On the tape I was listening to, it was the "usual" terse communications that took place during a bombing run over the North. And then in the background, beep, beep, beep, beep... On and on, fading slightly and then becoming strong again just like distant AM radio stations used to do when I was a kid. The crew tried to determine if the beacon was from one of the other two B-52's in their cell and in this particular case it was an aircraft from another cell in the wave. The crew finished their bombing run with the requisite crew communications needed to get their mission completed. The tail gunner reported that he saw a huge explosion on the ground that could have been a B-52. Over all the crew communications ("Bombs Away, turn right to heading...") and those from the monitor aircraft ("SAM launch, vicinity Haiphong. SAM launch, vicinity Haiphong.") was the constant sound of the emergency beacon: Beep, beep, beep, beep... The beacon continued it's surreal alert until the aircraft flew out of the range of the beacon's transmitter, or the beacon failed. I can still hear it after all these years.

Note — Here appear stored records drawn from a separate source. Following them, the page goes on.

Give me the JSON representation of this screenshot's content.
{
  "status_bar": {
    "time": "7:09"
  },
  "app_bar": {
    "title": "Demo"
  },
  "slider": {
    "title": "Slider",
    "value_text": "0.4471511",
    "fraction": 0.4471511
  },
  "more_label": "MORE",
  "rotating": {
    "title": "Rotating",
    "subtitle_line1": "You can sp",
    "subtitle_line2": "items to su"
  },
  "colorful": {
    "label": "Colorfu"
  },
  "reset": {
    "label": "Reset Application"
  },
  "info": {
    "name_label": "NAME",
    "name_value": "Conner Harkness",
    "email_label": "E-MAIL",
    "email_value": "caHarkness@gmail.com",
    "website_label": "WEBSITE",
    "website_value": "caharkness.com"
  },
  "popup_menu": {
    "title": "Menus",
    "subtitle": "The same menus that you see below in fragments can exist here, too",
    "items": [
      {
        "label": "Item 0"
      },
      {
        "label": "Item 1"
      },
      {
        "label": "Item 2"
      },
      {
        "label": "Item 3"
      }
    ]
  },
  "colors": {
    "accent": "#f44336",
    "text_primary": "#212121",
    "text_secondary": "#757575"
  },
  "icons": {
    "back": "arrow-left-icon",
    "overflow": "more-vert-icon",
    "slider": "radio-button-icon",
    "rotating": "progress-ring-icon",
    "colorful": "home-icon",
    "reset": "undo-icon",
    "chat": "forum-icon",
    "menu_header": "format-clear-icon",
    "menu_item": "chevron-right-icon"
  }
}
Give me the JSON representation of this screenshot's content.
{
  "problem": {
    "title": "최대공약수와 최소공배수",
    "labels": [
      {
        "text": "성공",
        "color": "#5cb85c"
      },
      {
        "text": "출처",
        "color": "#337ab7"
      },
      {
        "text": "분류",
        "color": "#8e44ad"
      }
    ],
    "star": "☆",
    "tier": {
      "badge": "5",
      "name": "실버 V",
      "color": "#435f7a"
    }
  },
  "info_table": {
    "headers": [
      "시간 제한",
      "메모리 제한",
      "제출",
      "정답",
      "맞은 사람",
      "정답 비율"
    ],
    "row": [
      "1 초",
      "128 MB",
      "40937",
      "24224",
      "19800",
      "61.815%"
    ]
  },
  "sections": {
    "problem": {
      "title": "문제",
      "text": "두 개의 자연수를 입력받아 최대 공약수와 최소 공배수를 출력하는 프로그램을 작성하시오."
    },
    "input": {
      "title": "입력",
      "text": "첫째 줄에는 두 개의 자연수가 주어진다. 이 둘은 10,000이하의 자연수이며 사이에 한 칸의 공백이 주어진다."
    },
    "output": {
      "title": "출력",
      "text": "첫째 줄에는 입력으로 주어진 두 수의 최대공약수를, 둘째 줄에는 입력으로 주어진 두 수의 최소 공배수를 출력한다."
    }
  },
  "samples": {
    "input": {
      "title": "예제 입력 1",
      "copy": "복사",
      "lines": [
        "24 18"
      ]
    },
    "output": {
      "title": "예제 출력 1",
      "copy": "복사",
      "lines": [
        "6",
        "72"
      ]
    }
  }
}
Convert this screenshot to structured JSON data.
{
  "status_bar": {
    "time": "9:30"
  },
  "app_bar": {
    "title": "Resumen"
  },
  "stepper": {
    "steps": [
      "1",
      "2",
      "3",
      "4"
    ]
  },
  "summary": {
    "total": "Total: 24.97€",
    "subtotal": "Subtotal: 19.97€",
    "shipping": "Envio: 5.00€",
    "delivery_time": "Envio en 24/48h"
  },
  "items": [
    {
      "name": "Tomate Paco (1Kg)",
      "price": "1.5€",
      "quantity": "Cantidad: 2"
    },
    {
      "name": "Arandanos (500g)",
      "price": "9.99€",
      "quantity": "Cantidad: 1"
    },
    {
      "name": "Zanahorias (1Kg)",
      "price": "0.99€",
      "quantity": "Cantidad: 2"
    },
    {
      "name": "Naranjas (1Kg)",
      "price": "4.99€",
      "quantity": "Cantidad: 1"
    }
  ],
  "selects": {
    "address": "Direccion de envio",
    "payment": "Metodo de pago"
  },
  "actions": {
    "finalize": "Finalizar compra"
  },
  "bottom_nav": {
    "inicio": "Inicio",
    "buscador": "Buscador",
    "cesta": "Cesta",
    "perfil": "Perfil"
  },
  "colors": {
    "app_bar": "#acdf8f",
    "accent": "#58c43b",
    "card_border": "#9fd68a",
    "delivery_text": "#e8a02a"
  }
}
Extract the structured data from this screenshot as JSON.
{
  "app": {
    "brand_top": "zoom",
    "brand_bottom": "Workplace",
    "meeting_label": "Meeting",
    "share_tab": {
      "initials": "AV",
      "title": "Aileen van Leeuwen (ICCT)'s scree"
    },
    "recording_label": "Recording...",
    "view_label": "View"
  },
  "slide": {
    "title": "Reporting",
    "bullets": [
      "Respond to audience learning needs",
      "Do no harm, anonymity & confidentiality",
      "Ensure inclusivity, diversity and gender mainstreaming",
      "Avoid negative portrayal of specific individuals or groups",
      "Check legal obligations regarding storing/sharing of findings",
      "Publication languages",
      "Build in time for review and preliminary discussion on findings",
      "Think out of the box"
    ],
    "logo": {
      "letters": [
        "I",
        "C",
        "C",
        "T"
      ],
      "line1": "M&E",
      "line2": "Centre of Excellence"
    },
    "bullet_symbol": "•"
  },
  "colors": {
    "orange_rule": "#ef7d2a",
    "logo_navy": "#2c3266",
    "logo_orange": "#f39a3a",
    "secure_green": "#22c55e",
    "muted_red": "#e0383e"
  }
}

As soon as the crew identified the sound as an emergency beacon, I realized that there were now at least six people who were most likely injured and soon to be captured or worse, dead.
As many as six men who would never return home to their families, never hold their wives or children again. This realization hit me between the eyes like the blow from a hammer. I was staggered to realize that from these tapes, I was supposed to extract "funny" dialogue for a party tape.
For those that wonder why I didn't feel the same feelings for the North Vietnamese when I heard "Bombs away", I can only say that it was my training that inured me to have no compassion for the enemy. We were at war. Today, I question all aspects of war, but in 1973, I was a G.I. doing what I had been trained to do and these were my comrades.
I packed up the recorders and tapes and returned them to The Saint and told him, "I can't do this." He asked why and I explained it to him as best I could. I suggested he listen to the tape that I had queued up for him and he would better understand. The next day, The Saint told me not to worry about it. Although he never said that he listened to the tape, I suspect that he did. Four years later, I worked for him again at SAC headquarters in Omaha and he never mentioned the tapes and neither did I. He was a good officer and I enjoyed working for him: He was a good man.
I doubt that I have expressed this very well. But the writing I hope will help. Lest you get the wrong idea, I am not suffering from PTSD, nor was my contribution to the B-52 missions of any significance whatsoever. This was not even my closest brush with destruction during the war: Once on a C-130 flare mission (called "Blindbat" missions) north of the DMZ, we were damn near shot down by NVA AAA. That was scary! But that memory actually pales when compared to the tape dubbing task on Guam.
I hope that this recounting of my personal little epiphany offers each of you some moment of reflection on the tragedies of war - not mine, but the many lives lost (on both sides) whenever men take up arms against each other.
I appreciate your time and interest in my story.
In a B-52 bomber over Hanoi an update to my story (after five years):
I never thought that I would hear the sound again. But if you click on this YouTube link, you will be able to hear what has stayed with me for 49 years. My attempt to pass on to you in words the nightmare sounds of a bombing mission over North Vietnam were pitiful at best. The audio recording says it all.